Glucose-6-phosphate dehydrogenase (G6PD) deficiency is believed to confer protection against Plasmodium falciparum malaria, but the precise nature of the protective effecthas proved difficult to define as G6PD deficiency has multiple allelic variants with different effects in males and females, and it has heterogeneous effects on the clinical outcome of P.(More)
BACKGROUND The objective was to evaluate the safety, reactogenicity and immunogenicity of the AMA-1-based blood-stage malaria vaccine FMP2.1/AS02A in adults exposed to seasonal malaria. METHODOLOGY/PRINCIPAL FINDINGS A phase 1 double blind randomized controlled dose escalation trial was conducted in Bandiagara, Mali, West Africa, a rural town with intense(More)
Extensive genetic diversity in vaccine antigens may contribute to the lack of efficacy of blood stage malaria vaccines.

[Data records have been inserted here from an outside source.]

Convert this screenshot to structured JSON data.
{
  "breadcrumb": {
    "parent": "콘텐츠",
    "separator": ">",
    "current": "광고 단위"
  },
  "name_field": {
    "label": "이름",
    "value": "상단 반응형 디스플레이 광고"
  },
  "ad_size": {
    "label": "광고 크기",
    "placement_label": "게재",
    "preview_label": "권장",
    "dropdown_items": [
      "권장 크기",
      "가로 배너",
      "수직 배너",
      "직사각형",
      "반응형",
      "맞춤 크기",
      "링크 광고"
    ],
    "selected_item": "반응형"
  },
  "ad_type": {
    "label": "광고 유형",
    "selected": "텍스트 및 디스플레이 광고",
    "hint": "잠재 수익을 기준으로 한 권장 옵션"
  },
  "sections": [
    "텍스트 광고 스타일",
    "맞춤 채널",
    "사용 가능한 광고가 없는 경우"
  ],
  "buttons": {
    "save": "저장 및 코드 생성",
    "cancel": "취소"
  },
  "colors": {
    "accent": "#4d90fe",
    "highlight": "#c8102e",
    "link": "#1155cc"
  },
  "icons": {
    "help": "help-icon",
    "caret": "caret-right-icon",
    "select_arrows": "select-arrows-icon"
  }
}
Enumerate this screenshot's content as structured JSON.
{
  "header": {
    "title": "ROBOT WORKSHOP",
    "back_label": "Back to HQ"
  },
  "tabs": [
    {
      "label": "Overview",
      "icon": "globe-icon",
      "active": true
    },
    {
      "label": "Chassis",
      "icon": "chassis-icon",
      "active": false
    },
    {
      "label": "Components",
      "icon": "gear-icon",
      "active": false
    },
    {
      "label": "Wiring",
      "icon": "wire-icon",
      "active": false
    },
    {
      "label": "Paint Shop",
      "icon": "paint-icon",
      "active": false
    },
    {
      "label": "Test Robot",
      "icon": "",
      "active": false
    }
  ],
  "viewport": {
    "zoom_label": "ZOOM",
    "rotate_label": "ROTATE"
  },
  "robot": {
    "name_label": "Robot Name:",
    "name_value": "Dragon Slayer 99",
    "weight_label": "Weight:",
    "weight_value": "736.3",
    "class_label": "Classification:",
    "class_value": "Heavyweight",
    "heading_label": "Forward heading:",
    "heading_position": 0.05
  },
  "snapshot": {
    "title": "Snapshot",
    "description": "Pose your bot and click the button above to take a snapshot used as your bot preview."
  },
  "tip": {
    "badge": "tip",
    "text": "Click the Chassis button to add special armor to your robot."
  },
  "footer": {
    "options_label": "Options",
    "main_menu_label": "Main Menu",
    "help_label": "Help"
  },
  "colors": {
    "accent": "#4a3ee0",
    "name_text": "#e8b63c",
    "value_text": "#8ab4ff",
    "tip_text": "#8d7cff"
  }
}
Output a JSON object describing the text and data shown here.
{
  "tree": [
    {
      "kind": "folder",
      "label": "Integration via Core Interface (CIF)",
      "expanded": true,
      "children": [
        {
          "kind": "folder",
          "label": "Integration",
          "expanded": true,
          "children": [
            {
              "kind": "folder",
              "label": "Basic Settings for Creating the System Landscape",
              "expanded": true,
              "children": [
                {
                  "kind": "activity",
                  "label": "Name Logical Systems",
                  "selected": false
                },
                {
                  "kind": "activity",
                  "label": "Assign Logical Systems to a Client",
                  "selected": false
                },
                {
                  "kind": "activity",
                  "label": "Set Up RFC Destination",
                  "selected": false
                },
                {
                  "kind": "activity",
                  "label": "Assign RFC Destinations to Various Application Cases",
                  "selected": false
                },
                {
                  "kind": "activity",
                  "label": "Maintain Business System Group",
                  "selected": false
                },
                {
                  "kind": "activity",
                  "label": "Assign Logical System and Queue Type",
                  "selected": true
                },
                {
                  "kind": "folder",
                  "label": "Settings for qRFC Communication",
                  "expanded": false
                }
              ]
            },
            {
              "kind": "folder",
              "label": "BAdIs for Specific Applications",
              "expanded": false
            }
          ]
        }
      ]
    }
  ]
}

Apical membrane antigen-1 (AMA1) is a leading blood stage malaria vaccine candidate with extreme diversity, potentially limiting its efficacy against infection and disease caused by Plasmodium falciparum parasites with diverse forms of(More)